Copy the listing out in full. Keep every word as it is.

>>>>>

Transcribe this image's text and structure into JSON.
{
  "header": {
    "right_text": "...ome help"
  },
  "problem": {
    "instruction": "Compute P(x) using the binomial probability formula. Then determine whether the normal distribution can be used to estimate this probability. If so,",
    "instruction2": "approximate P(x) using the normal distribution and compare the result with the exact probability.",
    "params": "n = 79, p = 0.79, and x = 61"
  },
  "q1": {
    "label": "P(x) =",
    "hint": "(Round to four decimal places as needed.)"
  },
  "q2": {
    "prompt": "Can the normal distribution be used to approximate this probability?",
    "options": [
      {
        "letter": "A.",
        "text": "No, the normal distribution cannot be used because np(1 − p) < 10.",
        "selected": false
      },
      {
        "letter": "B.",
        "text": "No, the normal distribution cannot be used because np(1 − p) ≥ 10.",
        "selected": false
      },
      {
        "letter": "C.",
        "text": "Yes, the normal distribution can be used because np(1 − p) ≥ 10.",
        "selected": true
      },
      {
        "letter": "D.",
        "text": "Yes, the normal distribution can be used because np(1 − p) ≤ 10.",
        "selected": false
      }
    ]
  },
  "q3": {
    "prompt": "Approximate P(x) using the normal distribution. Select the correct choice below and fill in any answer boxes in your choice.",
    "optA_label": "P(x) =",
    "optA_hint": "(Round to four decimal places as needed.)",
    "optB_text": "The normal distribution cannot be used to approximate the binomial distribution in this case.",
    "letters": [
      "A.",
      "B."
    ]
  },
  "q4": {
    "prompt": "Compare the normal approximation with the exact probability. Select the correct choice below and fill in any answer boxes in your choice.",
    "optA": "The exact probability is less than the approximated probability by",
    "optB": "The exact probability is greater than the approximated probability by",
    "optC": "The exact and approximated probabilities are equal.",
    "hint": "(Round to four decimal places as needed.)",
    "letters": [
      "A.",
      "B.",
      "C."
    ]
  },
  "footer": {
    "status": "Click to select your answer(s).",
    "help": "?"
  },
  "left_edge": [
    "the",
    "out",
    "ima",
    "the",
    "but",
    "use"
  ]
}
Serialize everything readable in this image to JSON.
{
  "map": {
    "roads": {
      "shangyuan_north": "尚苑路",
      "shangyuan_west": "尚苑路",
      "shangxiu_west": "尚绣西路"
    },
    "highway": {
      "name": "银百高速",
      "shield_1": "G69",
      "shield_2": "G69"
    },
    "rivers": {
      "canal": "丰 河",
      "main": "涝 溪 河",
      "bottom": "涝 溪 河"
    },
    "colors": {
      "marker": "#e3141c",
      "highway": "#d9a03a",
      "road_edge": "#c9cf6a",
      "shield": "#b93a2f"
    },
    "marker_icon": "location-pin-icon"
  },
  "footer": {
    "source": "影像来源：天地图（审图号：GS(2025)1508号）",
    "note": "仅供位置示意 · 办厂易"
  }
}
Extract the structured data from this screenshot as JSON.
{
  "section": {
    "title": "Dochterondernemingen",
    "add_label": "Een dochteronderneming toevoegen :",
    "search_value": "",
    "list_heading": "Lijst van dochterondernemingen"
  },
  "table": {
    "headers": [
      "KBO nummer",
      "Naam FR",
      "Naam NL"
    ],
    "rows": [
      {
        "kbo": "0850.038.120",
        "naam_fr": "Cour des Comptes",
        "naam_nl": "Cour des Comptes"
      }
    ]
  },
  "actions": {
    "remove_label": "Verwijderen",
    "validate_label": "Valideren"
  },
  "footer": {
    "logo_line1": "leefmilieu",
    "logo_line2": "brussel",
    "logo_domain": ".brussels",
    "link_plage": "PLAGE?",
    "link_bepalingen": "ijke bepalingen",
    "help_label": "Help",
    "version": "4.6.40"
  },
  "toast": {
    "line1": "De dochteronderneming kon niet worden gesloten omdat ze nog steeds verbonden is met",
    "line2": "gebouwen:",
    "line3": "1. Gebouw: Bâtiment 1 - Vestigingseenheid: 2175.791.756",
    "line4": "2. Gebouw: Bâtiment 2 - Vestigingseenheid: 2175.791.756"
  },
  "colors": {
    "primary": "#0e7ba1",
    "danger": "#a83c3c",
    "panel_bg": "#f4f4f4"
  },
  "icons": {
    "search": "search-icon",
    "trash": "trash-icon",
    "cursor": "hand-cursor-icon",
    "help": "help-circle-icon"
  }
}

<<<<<

__Answer to this task__
Transcribe this image's text and structure into JSON.
{
  "header": {
    "right_text": "...ome help"
  },
  "problem": {
    "instruction": "Compute P(x) using the binomial probability formula. Then determine whether the normal distribution can be used to estimate this probability. If so,",
    "instruction2": "approximate P(x) using the normal distribution and compare the result with the exact probability.",
    "params": "n = 79, p = 0.79, and x = 61"
  },
  "q1": {
    "label": "P(x) =",
    "hint": "(Round to four decimal places as needed.)"
  },
  "q2": {
    "prompt": "Can the normal distribution be used to approximate this probability?",
    "options": [
      {
        "letter": "A.",
        "text": "No, the normal distribution cannot be used because np(1 − p) < 10.",
        "selected": false
      },
      {
        "letter": "B.",
        "text": "No, the normal distribution cannot be used because np(1 − p) ≥ 10.",
        "selected": false
      },
      {
        "letter": "C.",
        "text": "Yes, the normal distribution can be used because np(1 − p) ≥ 10.",
        "selected": true
      },
      {
        "letter": "D.",
        "text": "Yes, the normal distribution can be used because np(1 − p) ≤ 10.",
        "selected": false
      }
    ]
  },
  "q3": {
    "prompt": "Approximate P(x) using the normal distribution. Select the correct choice below and fill in any answer boxes in your choice.",
    "optA_label": "P(x) =",
    "optA_hint": "(Round to four decimal places as needed.)",
    "optB_text": "The normal distribution cannot be used to approximate the binomial distribution in this case.",
    "letters": [
      "A.",
      "B."
    ]
  },
  "q4": {
    "prompt": "Compare the normal approximation with the exact probability. Select the correct choice below and fill in any answer boxes in your choice.",
    "optA": "The exact probability is less than the approximated probability by",
    "optB": "The exact probability is greater than the approximated probability by",
    "optC": "The exact and approximated probabilities are equal.",
    "hint": "(Round to four decimal places as needed.)",
    "letters": [
      "A.",
      "B.",
      "C."
    ]
  },
  "footer": {
    "status": "Click to select your answer(s).",
    "help": "?"
  },
  "left_edge": [
    "the",
    "out",
    "ima",
    "the",
    "but",
    "use"
  ]
}
Serialize everything readable in this image to JSON.
{
  "map": {
    "roads": {
      "shangyuan_north": "尚苑路",
      "shangyuan_west": "尚苑路",
      "shangxiu_west": "尚绣西路"
    },
    "highway": {
      "name": "银百高速",
      "shield_1": "G69",
      "shield_2": "G69"
    },
    "rivers": {
      "canal": "丰 河",
      "main": "涝 溪 河",
      "bottom": "涝 溪 河"
    },
    "colors": {
      "marker": "#e3141c",
      "highway": "#d9a03a",
      "road_edge": "#c9cf6a",
      "shield": "#b93a2f"
    },
    "marker_icon": "location-pin-icon"
  },
  "footer": {
    "source": "影像来源：天地图（审图号：GS(2025)1508号）",
    "note": "仅供位置示意 · 办厂易"
  }
}
Extract the structured data from this screenshot as JSON.
{
  "section": {
    "title": "Dochterondernemingen",
    "add_label": "Een dochteronderneming toevoegen :",
    "search_value": "",
    "list_heading": "Lijst van dochterondernemingen"
  },
  "table": {
    "headers": [
      "KBO nummer",
      "Naam FR",
      "Naam NL"
    ],
    "rows": [
      {
        "kbo": "0850.038.120",
        "naam_fr": "Cour des Comptes",
        "naam_nl": "Cour des Comptes"
      }
    ]
  },
  "actions": {
    "remove_label": "Verwijderen",
    "validate_label": "Valideren"
  },
  "footer": {
    "logo_line1": "leefmilieu",
    "logo_line2": "brussel",
    "logo_domain": ".brussels",
    "link_plage": "PLAGE?",
    "link_bepalingen": "ijke bepalingen",
    "help_label": "Help",
    "version": "4.6.40"
  },
  "toast": {
    "line1": "De dochteronderneming kon niet worden gesloten omdat ze nog steeds verbonden is met",
    "line2": "gebouwen:",
    "line3": "1. Gebouw: Bâtiment 1 - Vestigingseenheid: 2175.791.756",
    "line4": "2. Gebouw: Bâtiment 2 - Vestigingseenheid: 2175.791.756"
  },
  "colors": {
    "primary": "#0e7ba1",
    "danger": "#a83c3c",
    "panel_bg": "#f4f4f4"
  },
  "icons": {
    "search": "search-icon",
    "trash": "trash-icon",
    "cursor": "hand-cursor-icon",
    "help": "help-circle-icon"
  }
}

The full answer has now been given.